Let those, therefore, who believe in non-violence as the only method of achieving real freedom, keep the lamp burning bright in the midst of the present impenetrable gloom. The truth of a few will count. The untruth of millions will vanish even like chaff before a whiff of wind.
After considering both views I am in total agreement with Gandhi s teachings. There are other alternatives in this world other than resorting to violence.
I do agree with Fanon that it may seem that decolonizaton may be violent and may lead to violence in that respect, but it is not always violent in every situation as we can see with Gandhi. Being oppressed is a horrible thing to endure and in our state of time today there is still oppression.By FRANTZ FANON Preface by JEAN-PAUL SARTRE Translated by CONSTANCE FARRINGTON GROVE WEIDENFELD be called in question by absolute violence.
The colonial world is a world divided into compartments. It is probably unnecessary to recall the The natives’ challenge to thecolonialworldisnot a rationalconfrontationof pointsof view. Sartre’s endorsement of Fanon’s call for a violent purge of European culture from Africa was echoed by Simone de Beauvoir, without question the most important feminist philosopher of the 20th century, and Albert Camus, the great French author, playwright and philosopher.
Frantz Fanon’s approach to violence and its effects on the individual is uniquely guided by his lived experience. Fanon was born and raised as a colonial subject in the Antilles. and it must be said that this discovery shakes the world in a very necessary manner for if, in fact, my life is worth as much as the settler’s, his glance no.
Frantz Fanon’s approach to violence and its effects on the individual is uniquely guided by his lived experience. Fanon was born and raised as a colonial subject in the Antilles.

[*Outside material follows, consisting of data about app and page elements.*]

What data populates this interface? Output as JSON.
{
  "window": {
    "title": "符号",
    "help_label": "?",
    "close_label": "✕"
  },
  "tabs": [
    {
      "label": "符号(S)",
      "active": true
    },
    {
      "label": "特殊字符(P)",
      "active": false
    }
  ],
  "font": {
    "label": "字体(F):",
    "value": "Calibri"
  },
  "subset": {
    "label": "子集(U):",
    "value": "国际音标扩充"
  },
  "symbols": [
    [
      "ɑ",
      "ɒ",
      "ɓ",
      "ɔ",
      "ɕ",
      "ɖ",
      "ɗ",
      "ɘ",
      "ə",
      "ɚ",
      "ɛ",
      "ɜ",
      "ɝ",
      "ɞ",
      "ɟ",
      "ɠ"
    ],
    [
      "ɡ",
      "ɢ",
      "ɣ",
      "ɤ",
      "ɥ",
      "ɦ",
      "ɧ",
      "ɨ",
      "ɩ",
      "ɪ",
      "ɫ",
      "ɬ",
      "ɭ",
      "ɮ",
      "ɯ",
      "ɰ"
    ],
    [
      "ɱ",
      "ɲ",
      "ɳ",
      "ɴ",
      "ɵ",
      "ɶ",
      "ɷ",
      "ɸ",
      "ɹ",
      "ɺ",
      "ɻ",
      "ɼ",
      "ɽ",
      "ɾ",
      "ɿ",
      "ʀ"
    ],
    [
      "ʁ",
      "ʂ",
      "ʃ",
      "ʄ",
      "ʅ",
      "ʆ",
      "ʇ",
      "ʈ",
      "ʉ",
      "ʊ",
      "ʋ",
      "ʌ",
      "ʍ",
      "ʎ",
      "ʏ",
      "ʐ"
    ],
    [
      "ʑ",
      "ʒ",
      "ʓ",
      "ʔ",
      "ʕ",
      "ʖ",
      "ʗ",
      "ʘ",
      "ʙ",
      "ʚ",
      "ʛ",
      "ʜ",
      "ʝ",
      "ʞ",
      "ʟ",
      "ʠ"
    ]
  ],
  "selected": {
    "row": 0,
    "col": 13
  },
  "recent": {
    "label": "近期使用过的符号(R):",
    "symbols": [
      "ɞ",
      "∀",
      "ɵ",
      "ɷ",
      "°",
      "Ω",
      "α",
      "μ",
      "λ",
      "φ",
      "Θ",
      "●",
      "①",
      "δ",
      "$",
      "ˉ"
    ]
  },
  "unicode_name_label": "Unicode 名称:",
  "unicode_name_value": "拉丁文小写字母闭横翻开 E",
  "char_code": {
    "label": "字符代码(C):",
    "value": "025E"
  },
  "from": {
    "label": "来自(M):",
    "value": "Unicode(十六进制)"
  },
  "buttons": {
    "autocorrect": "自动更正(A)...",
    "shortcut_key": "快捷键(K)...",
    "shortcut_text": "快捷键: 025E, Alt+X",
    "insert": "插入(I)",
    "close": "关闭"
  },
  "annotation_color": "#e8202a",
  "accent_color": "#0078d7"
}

He then undertook medical school and psychiatric training in France.
This article is an attempt to establish a three-way conversation between Frantz Fanon, B.R. Ambedkar and Gandhi regarding the question of ‘truth’ and ‘violence’.
Full text of "Concerning Violence," From: THE WRETCHED OF THE EARTH By FRANTZ FANON. Preface by JEAN-PAUL SARTRE In capitalist societies the educational system, whether lay or clerical, the structure of moral reflexes handed down from father to son, the exemplary honesty of workers who are given a medal after fifty years of good .